Identify each line in the records below that contains the word "experience", and copy it.

-- Data about app and page elements --
--------------------

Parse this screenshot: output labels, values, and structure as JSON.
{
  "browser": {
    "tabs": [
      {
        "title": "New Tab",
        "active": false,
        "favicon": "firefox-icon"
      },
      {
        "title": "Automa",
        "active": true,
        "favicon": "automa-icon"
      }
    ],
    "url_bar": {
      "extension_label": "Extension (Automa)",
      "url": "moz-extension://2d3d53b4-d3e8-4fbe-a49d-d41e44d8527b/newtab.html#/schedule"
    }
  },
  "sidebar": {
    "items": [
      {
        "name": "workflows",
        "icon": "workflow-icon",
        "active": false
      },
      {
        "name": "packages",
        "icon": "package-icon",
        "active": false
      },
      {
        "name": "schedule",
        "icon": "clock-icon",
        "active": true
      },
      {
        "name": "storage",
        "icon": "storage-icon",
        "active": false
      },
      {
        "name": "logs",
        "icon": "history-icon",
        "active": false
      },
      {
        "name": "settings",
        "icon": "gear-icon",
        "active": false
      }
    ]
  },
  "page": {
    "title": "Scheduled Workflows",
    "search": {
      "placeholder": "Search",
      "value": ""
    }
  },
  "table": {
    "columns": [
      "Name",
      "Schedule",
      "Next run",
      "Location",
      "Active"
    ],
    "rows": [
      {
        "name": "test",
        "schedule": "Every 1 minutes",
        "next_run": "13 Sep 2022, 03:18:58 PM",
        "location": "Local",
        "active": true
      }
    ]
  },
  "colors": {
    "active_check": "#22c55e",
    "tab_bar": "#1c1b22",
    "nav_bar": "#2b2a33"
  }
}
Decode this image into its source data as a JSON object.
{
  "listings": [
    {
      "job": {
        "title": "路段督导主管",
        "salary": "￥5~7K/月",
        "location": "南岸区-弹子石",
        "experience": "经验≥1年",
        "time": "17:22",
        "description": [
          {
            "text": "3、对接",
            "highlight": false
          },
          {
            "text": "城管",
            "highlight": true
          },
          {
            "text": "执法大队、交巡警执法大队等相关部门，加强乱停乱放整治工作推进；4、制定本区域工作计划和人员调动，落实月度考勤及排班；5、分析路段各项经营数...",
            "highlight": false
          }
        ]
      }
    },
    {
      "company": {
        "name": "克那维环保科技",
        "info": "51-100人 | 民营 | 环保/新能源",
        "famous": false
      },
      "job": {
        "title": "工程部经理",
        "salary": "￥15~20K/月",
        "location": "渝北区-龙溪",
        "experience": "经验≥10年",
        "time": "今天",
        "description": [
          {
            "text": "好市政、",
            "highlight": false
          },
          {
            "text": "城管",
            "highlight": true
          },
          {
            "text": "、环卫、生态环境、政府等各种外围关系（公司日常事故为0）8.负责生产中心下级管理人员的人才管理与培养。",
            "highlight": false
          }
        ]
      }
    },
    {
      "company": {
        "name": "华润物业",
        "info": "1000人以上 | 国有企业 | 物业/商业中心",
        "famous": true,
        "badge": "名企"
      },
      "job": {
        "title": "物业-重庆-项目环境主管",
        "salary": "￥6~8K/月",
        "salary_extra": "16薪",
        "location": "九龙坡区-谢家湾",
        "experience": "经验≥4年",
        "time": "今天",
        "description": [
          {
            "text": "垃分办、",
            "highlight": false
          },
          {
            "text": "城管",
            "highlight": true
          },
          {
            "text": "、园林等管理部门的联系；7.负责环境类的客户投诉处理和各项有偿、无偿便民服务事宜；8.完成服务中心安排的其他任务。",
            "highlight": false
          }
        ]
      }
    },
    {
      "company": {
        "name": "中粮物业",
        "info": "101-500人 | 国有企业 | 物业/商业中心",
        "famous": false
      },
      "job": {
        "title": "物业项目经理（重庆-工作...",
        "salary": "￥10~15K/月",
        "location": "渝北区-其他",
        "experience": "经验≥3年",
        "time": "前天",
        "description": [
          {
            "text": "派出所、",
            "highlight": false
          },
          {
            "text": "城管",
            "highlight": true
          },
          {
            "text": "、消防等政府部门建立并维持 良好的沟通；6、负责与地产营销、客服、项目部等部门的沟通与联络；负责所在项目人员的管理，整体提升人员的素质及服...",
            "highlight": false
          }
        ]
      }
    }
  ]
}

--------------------

-- Answer to this problem --
        "experience": "经验≥1年",
        "experience": "经验≥10年",
        "experience": "经验≥4年",
        "experience": "经验≥3年",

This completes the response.